More Light: Presbytery of Arkansas Votes Against Ordination Discrimination

Here's a bit of local news that deserves national attention: last Saturday (21 February), the Presbytery of Arkansas voted by a large majority to approve a change to the constitution of the Presbyterian Church USA that would permit the ordination of openly gay people. The vote was 116 in favor and 64 against.

At its General Assembly last June, the Presbyterian Church USA (to which churches of the Presbytery of Arkansas belong) passed a resolution calling for a change to Paragraph G-6.0106b of the denomination's Book of Order.

In order to change the Book of Order, two-thirds of the church's presbyteries have to approve this amendment.

The presbyteries of many Southern states (and some Midwestern areas) have historically resisted this change. And, true to form, presbyteries in states like Virginia and Alabama have voted the amendment down--as well as in south Arkansas, where Presbyterian churches belong to the Presbytery of the Pines, which also comprises Presbyterian churches in north Louisiana.

The vote of the Presbytery of Arkansas, to which churches of central and northern Arkansas belong, is surprising many observers. I can't say I am all that surprised. There has been a quiet revolution going on for some years among many Presbyterians in this part of the state, in which these thoughtful and well-educated folks are sifting through the arguments advanced against ordaining openly gay church members, and finding them insufficient. And downright discriminatory.

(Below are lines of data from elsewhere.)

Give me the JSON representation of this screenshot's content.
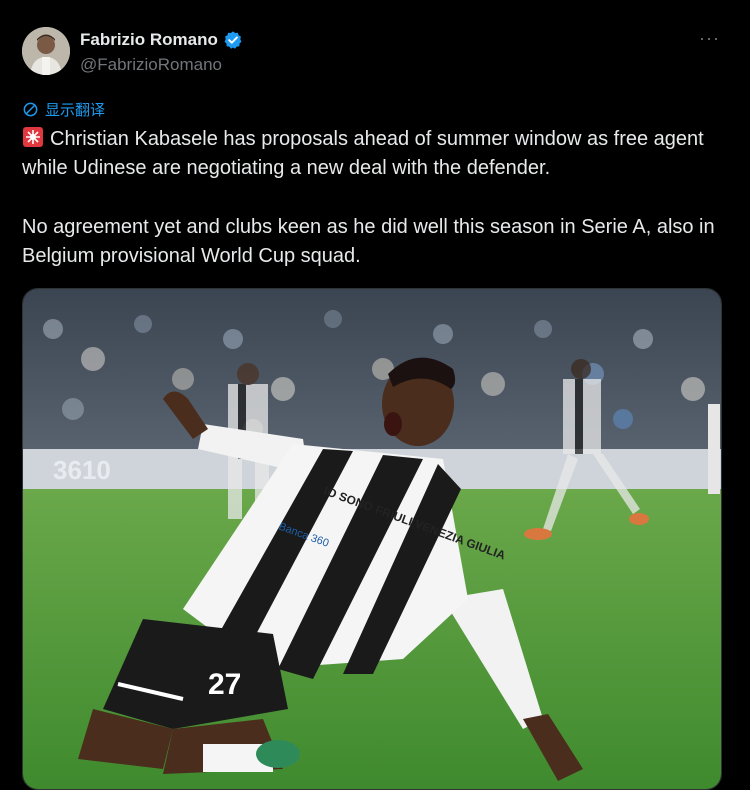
{
  "author": {
    "display_name": "Fabrizio Romano",
    "handle": "@FabrizioRomano",
    "verified": true,
    "verified_color": "#1d9bf0"
  },
  "menu": {
    "more_label": "···"
  },
  "translate": {
    "label": "显示翻译",
    "icon": "translate-icon"
  },
  "post": {
    "emoji": "rotating-light-emoji",
    "paragraph1": "Christian Kabasele has proposals ahead of summer window as free agent while Udinese are negotiating a new deal with the defender.",
    "paragraph2": "No agreement yet and clubs keen as he did well this season in Serie A, also in Belgium provisional World Cup squad."
  },
  "photo": {
    "shirt_sponsor": "IO SONO FRIULI VENEZIA GIULIA",
    "shirt_badge": "Banca 360",
    "shirt_number": "27",
    "board_text": "3610"
  },
  "colors": {
    "background": "#000000",
    "text": "#e7e9ea",
    "secondary": "#71767b",
    "link": "#1d9bf0"
  }
}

Though the media and right-wing mavens would like for us to think that the discriminatory language in the Presbyterian Book of Order has the force of longstanding tradition, it was placed in the Book of Order only in 1997. Anti-gay legislation like this in the Presbyterian and United Methodist churches is a recent phenomenon. It represents the attempt of right-wing political operatives in groups like the Institute on Religion and Democracy to split these mainline denominations by politicizing the discussion of gay human beings and gay lives.

I take heart in the fact that many Presbyterians are moving courageously against discrimination in their church life, and are combating the influence of right-wing political pressure groups like IRD. Paragraph G-6.0106b is inherently discriminatory. There never has been a tradition of examining non-gay candidates for ordination in the way gay candidates have been examined in recent years--a tradition of inquiring into the most intimate details of their lives, to assure that they were celibate as a prerequisite to their ordination.

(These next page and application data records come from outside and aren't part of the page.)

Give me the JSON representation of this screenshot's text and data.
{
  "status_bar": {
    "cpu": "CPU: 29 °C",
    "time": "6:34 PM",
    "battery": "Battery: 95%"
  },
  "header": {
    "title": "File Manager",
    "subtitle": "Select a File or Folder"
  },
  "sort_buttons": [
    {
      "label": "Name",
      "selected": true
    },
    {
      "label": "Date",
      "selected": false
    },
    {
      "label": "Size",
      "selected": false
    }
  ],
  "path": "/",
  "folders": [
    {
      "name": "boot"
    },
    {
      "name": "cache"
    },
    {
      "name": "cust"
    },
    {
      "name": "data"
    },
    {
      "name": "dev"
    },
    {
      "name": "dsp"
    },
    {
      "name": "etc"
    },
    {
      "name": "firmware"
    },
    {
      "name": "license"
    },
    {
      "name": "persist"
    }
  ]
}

And note that the requirement to remain in celibacy as a precondition to ordination affects gay clergy very differently than it does straight ones. As the present language of the Book of Order makes very plain, a single straight person who is ordained may then go on to marry. But a single gay person who is ordained is expected to live in celibacy for the rest of his or her life. No provision is made for recognizing gay unions ( see here).

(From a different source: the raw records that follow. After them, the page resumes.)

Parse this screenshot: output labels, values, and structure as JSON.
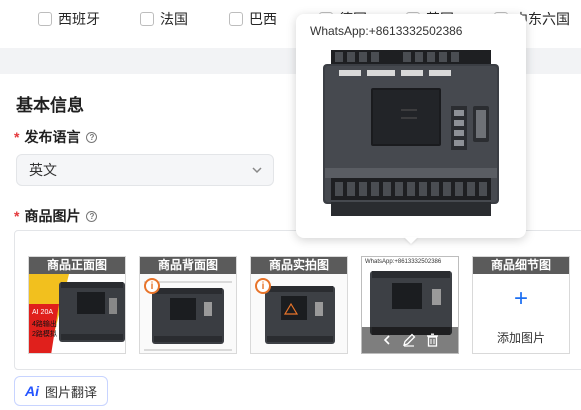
{
  "countries": [
    {
      "label": "西班牙"
    },
    {
      "label": "法国"
    },
    {
      "label": "巴西"
    },
    {
      "label": "德国"
    },
    {
      "label": "英国"
    },
    {
      "label": "中东六国"
    }
  ],
  "basic_info": {
    "title": "基本信息",
    "language_label": "发布语言",
    "language_value": "英文",
    "images_label": "商品图片"
  },
  "image_slots": [
    {
      "tag": "商品正面图"
    },
    {
      "tag": "商品背面图"
    },
    {
      "tag": "商品实拍图"
    },
    {
      "tag": ""
    },
    {
      "tag": "商品细节图"
    }
  ],
  "add_image_label": "添加图片",
  "preview": {
    "watermark": "WhatsApp:+8613332502386"
  },
  "thumb4_watermark": "WhatsApp:+8613332502386",
  "ai_button": {
    "mark": "Ai",
    "label": "图片翻译"
  },
  "front_image_labels": [
    "AI 20A",
    "4路输出",
    "2路模拟"
  ]
}
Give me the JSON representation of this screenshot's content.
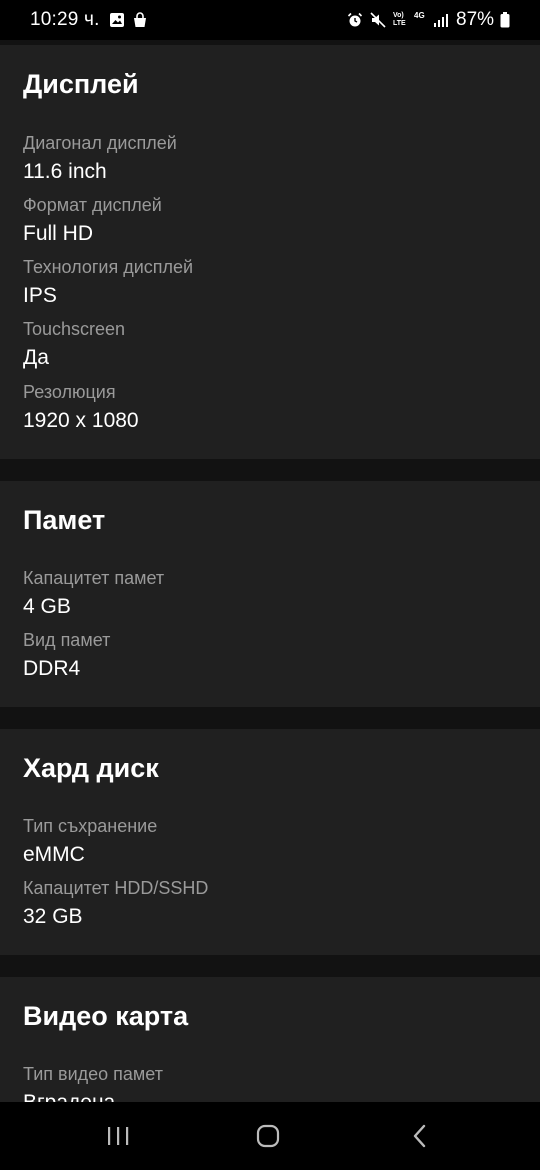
{
  "status_bar": {
    "time": "10:29 ч.",
    "battery": "87%",
    "icons": [
      "gallery-icon",
      "shopping-bag-icon",
      "alarm-icon",
      "mute-icon",
      "volte-icon",
      "4g-icon",
      "signal-icon",
      "battery-icon"
    ],
    "volte_label": "Vo) LTE",
    "network_label": "4G"
  },
  "sections": {
    "display": {
      "title": "Дисплей",
      "specs": [
        {
          "label": "Диагонал дисплей",
          "value": "11.6 inch"
        },
        {
          "label": "Формат дисплей",
          "value": "Full HD"
        },
        {
          "label": "Технология дисплей",
          "value": "IPS"
        },
        {
          "label": "Touchscreen",
          "value": "Да"
        },
        {
          "label": "Резолюция",
          "value": "1920 x 1080"
        }
      ]
    },
    "memory": {
      "title": "Памет",
      "specs": [
        {
          "label": "Капацитет памет",
          "value": "4 GB"
        },
        {
          "label": "Вид памет",
          "value": "DDR4"
        }
      ]
    },
    "storage": {
      "title": "Хард диск",
      "specs": [
        {
          "label": "Тип съхранение",
          "value": "eMMC"
        },
        {
          "label": "Капацитет HDD/SSHD",
          "value": "32 GB"
        }
      ]
    },
    "graphics": {
      "title": "Видео карта",
      "specs": [
        {
          "label": "Тип видео памет",
          "value": "Вградена"
        }
      ]
    }
  },
  "nav_bar": {
    "buttons": [
      "recents-icon",
      "home-icon",
      "back-icon"
    ]
  },
  "colors": {
    "background": "#121212",
    "card": "#202020",
    "label": "#9a9a9a",
    "value": "#ffffff"
  }
}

This is arbitrary. And it is cruel. Kudos for the Presbyterian citizens of my state (well, at least of the central and northern parts of Arkansas) for recognizing the arbitrariness and cruelty of the stipulations the Book of Order places on gay lives, in its current wording, and for voting to change things. Perhaps one of the surprising effects of the overt racism expressed by many Arkansans in the last federal election, and of our shameful vote to deny gay citizens the right to adopt their own children, will be to make thinking, ethical citizens begin to work harder against prejudice in their back yard.